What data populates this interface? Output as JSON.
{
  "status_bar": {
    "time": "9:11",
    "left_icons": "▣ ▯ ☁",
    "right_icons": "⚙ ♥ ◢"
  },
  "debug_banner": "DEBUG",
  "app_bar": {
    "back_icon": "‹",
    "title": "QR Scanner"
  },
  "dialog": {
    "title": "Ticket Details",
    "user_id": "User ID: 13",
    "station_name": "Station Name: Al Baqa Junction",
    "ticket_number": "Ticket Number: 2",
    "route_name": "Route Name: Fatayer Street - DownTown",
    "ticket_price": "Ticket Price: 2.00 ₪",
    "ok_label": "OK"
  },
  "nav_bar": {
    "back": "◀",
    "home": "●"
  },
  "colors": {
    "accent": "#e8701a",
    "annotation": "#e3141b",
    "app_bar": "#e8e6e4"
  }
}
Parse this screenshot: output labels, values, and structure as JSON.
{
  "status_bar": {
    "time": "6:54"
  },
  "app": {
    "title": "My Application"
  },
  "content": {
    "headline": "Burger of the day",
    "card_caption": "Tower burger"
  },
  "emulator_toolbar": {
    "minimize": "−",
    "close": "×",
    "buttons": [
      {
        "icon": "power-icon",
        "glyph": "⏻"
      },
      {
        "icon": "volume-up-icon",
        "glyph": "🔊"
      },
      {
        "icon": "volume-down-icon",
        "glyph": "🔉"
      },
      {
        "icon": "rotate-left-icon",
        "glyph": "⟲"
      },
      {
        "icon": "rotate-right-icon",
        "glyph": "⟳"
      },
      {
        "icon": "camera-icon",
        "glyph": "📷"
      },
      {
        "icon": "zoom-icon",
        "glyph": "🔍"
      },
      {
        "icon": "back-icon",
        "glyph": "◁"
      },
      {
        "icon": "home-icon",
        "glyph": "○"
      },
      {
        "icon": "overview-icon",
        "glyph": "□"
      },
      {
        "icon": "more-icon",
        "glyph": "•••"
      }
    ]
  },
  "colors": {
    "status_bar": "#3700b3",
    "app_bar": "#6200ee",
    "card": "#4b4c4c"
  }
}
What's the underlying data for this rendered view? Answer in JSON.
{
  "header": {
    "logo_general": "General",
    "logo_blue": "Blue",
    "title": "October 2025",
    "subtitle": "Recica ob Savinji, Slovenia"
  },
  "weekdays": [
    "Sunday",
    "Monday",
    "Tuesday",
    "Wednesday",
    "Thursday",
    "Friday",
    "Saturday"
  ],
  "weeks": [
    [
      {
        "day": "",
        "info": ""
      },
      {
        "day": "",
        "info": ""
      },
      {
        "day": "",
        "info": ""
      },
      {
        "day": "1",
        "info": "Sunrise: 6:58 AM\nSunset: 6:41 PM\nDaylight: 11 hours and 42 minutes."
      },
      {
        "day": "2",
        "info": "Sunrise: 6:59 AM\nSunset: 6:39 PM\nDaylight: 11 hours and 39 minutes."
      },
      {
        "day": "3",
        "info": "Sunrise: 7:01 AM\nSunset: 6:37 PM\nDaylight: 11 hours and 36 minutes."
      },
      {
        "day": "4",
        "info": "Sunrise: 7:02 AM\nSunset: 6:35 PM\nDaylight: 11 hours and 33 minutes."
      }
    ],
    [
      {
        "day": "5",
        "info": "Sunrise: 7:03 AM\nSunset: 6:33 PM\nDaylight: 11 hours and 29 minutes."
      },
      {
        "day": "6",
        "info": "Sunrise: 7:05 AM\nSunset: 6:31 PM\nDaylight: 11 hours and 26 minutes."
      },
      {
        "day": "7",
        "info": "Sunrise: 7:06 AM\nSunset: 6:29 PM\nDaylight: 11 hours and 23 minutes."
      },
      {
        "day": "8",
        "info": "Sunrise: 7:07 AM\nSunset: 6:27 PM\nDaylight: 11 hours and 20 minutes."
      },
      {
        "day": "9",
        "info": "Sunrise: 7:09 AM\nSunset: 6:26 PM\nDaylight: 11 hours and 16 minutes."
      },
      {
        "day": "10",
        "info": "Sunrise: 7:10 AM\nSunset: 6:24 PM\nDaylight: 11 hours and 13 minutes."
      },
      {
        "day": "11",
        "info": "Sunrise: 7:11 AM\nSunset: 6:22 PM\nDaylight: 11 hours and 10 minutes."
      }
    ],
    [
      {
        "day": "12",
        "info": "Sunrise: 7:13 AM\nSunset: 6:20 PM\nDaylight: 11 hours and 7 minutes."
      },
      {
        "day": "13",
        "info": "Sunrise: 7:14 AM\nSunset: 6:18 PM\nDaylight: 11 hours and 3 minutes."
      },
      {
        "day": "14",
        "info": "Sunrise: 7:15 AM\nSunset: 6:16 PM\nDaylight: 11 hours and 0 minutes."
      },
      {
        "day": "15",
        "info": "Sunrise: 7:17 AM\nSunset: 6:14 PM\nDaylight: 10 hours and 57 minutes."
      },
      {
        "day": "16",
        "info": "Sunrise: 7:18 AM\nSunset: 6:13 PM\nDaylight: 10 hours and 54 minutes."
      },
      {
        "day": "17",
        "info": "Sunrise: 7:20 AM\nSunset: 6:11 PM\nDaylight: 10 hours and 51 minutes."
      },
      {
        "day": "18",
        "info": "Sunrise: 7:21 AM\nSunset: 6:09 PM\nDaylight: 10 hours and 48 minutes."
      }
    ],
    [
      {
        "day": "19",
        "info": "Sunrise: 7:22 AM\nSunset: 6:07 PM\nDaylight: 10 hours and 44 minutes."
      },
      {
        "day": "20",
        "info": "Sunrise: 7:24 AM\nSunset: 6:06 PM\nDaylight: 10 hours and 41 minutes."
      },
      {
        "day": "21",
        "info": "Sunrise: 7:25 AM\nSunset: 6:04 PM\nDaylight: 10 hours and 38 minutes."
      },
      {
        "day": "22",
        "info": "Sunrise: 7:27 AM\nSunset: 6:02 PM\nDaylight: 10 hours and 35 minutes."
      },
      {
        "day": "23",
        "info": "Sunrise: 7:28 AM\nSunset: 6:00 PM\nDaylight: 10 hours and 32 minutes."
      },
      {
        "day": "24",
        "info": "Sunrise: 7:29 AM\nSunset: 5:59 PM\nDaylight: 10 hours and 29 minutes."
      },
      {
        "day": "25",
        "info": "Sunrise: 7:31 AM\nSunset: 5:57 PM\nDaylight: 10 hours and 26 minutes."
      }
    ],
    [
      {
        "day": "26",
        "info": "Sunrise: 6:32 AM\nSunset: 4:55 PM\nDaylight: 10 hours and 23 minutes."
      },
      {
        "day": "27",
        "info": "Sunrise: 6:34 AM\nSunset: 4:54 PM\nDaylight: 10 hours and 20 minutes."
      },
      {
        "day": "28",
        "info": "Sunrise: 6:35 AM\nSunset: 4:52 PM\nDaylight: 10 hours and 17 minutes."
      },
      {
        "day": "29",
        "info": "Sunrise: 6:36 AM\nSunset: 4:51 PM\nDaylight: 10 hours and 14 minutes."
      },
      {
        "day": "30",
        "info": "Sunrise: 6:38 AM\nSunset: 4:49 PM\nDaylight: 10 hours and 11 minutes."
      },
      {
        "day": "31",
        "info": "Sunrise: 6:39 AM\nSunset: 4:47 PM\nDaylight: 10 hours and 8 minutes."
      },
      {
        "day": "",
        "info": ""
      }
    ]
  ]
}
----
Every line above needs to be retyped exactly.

▶ _FINISHED TASK_:
What data populates this interface? Output as JSON.
{
  "status_bar": {
    "time": "9:11",
    "left_icons": "▣ ▯ ☁",
    "right_icons": "⚙ ♥ ◢"
  },
  "debug_banner": "DEBUG",
  "app_bar": {
    "back_icon": "‹",
    "title": "QR Scanner"
  },
  "dialog": {
    "title": "Ticket Details",
    "user_id": "User ID: 13",
    "station_name": "Station Name: Al Baqa Junction",
    "ticket_number": "Ticket Number: 2",
    "route_name": "Route Name: Fatayer Street - DownTown",
    "ticket_price": "Ticket Price: 2.00 ₪",
    "ok_label": "OK"
  },
  "nav_bar": {
    "back": "◀",
    "home": "●"
  },
  "colors": {
    "accent": "#e8701a",
    "annotation": "#e3141b",
    "app_bar": "#e8e6e4"
  }
}
Parse this screenshot: output labels, values, and structure as JSON.
{
  "status_bar": {
    "time": "6:54"
  },
  "app": {
    "title": "My Application"
  },
  "content": {
    "headline": "Burger of the day",
    "card_caption": "Tower burger"
  },
  "emulator_toolbar": {
    "minimize": "−",
    "close": "×",
    "buttons": [
      {
        "icon": "power-icon",
        "glyph": "⏻"
      },
      {
        "icon": "volume-up-icon",
        "glyph": "🔊"
      },
      {
        "icon": "volume-down-icon",
        "glyph": "🔉"
      },
      {
        "icon": "rotate-left-icon",
        "glyph": "⟲"
      },
      {
        "icon": "rotate-right-icon",
        "glyph": "⟳"
      },
      {
        "icon": "camera-icon",
        "glyph": "📷"
      },
      {
        "icon": "zoom-icon",
        "glyph": "🔍"
      },
      {
        "icon": "back-icon",
        "glyph": "◁"
      },
      {
        "icon": "home-icon",
        "glyph": "○"
      },
      {
        "icon": "overview-icon",
        "glyph": "□"
      },
      {
        "icon": "more-icon",
        "glyph": "•••"
      }
    ]
  },
  "colors": {
    "status_bar": "#3700b3",
    "app_bar": "#6200ee",
    "card": "#4b4c4c"
  }
}
What's the underlying data for this rendered view? Answer in JSON.
{
  "header": {
    "logo_general": "General",
    "logo_blue": "Blue",
    "title": "October 2025",
    "subtitle": "Recica ob Savinji, Slovenia"
  },
  "weekdays": [
    "Sunday",
    "Monday",
    "Tuesday",
    "Wednesday",
    "Thursday",
    "Friday",
    "Saturday"
  ],
  "weeks": [
    [
      {
        "day": "",
        "info": ""
      },
      {
        "day": "",
        "info": ""
      },
      {
        "day": "",
        "info": ""
      },
      {
        "day": "1",
        "info": "Sunrise: 6:58 AM\nSunset: 6:41 PM\nDaylight: 11 hours and 42 minutes."
      },
      {
        "day": "2",
        "info": "Sunrise: 6:59 AM\nSunset: 6:39 PM\nDaylight: 11 hours and 39 minutes."
      },
      {
        "day": "3",
        "info": "Sunrise: 7:01 AM\nSunset: 6:37 PM\nDaylight: 11 hours and 36 minutes."
      },
      {
        "day": "4",
        "info": "Sunrise: 7:02 AM\nSunset: 6:35 PM\nDaylight: 11 hours and 33 minutes."
      }
    ],
    [
      {
        "day": "5",
        "info": "Sunrise: 7:03 AM\nSunset: 6:33 PM\nDaylight: 11 hours and 29 minutes."
      },
      {
        "day": "6",
        "info": "Sunrise: 7:05 AM\nSunset: 6:31 PM\nDaylight: 11 hours and 26 minutes."
      },
      {
        "day": "7",
        "info": "Sunrise: 7:06 AM\nSunset: 6:29 PM\nDaylight: 11 hours and 23 minutes."
      },
      {
        "day": "8",
        "info": "Sunrise: 7:07 AM\nSunset: 6:27 PM\nDaylight: 11 hours and 20 minutes."
      },
      {
        "day": "9",
        "info": "Sunrise: 7:09 AM\nSunset: 6:26 PM\nDaylight: 11 hours and 16 minutes."
      },
      {
        "day": "10",
        "info": "Sunrise: 7:10 AM\nSunset: 6:24 PM\nDaylight: 11 hours and 13 minutes."
      },
      {
        "day": "11",
        "info": "Sunrise: 7:11 AM\nSunset: 6:22 PM\nDaylight: 11 hours and 10 minutes."
      }
    ],
    [
      {
        "day": "12",
        "info": "Sunrise: 7:13 AM\nSunset: 6:20 PM\nDaylight: 11 hours and 7 minutes."
      },
      {
        "day": "13",
        "info": "Sunrise: 7:14 AM\nSunset: 6:18 PM\nDaylight: 11 hours and 3 minutes."
      },
      {
        "day": "14",
        "info": "Sunrise: 7:15 AM\nSunset: 6:16 PM\nDaylight: 11 hours and 0 minutes."
      },
      {
        "day": "15",
        "info": "Sunrise: 7:17 AM\nSunset: 6:14 PM\nDaylight: 10 hours and 57 minutes."
      },
      {
        "day": "16",
        "info": "Sunrise: 7:18 AM\nSunset: 6:13 PM\nDaylight: 10 hours and 54 minutes."
      },
      {
        "day": "17",
        "info": "Sunrise: 7:20 AM\nSunset: 6:11 PM\nDaylight: 10 hours and 51 minutes."
      },
      {
        "day": "18",
        "info": "Sunrise: 7:21 AM\nSunset: 6:09 PM\nDaylight: 10 hours and 48 minutes."
      }
    ],
    [
      {
        "day": "19",
        "info": "Sunrise: 7:22 AM\nSunset: 6:07 PM\nDaylight: 10 hours and 44 minutes."
      },
      {
        "day": "20",
        "info": "Sunrise: 7:24 AM\nSunset: 6:06 PM\nDaylight: 10 hours and 41 minutes."
      },
      {
        "day": "21",
        "info": "Sunrise: 7:25 AM\nSunset: 6:04 PM\nDaylight: 10 hours and 38 minutes."
      },
      {
        "day": "22",
        "info": "Sunrise: 7:27 AM\nSunset: 6:02 PM\nDaylight: 10 hours and 35 minutes."
      },
      {
        "day": "23",
        "info": "Sunrise: 7:28 AM\nSunset: 6:00 PM\nDaylight: 10 hours and 32 minutes."
      },
      {
        "day": "24",
        "info": "Sunrise: 7:29 AM\nSunset: 5:59 PM\nDaylight: 10 hours and 29 minutes."
      },
      {
        "day": "25",
        "info": "Sunrise: 7:31 AM\nSunset: 5:57 PM\nDaylight: 10 hours and 26 minutes."
      }
    ],
    [
      {
        "day": "26",
        "info": "Sunrise: 6:32 AM\nSunset: 4:55 PM\nDaylight: 10 hours and 23 minutes."
      },
      {
        "day": "27",
        "info": "Sunrise: 6:34 AM\nSunset: 4:54 PM\nDaylight: 10 hours and 20 minutes."
      },
      {
        "day": "28",
        "info": "Sunrise: 6:35 AM\nSunset: 4:52 PM\nDaylight: 10 hours and 17 minutes."
      },
      {
        "day": "29",
        "info": "Sunrise: 6:36 AM\nSunset: 4:51 PM\nDaylight: 10 hours and 14 minutes."
      },
      {
        "day": "30",
        "info": "Sunrise: 6:38 AM\nSunset: 4:49 PM\nDaylight: 10 hours and 11 minutes."
      },
      {
        "day": "31",
        "info": "Sunrise: 6:39 AM\nSunset: 4:47 PM\nDaylight: 10 hours and 8 minutes."
      },
      {
        "day": "",
        "info": ""
      }
    ]
  ]
}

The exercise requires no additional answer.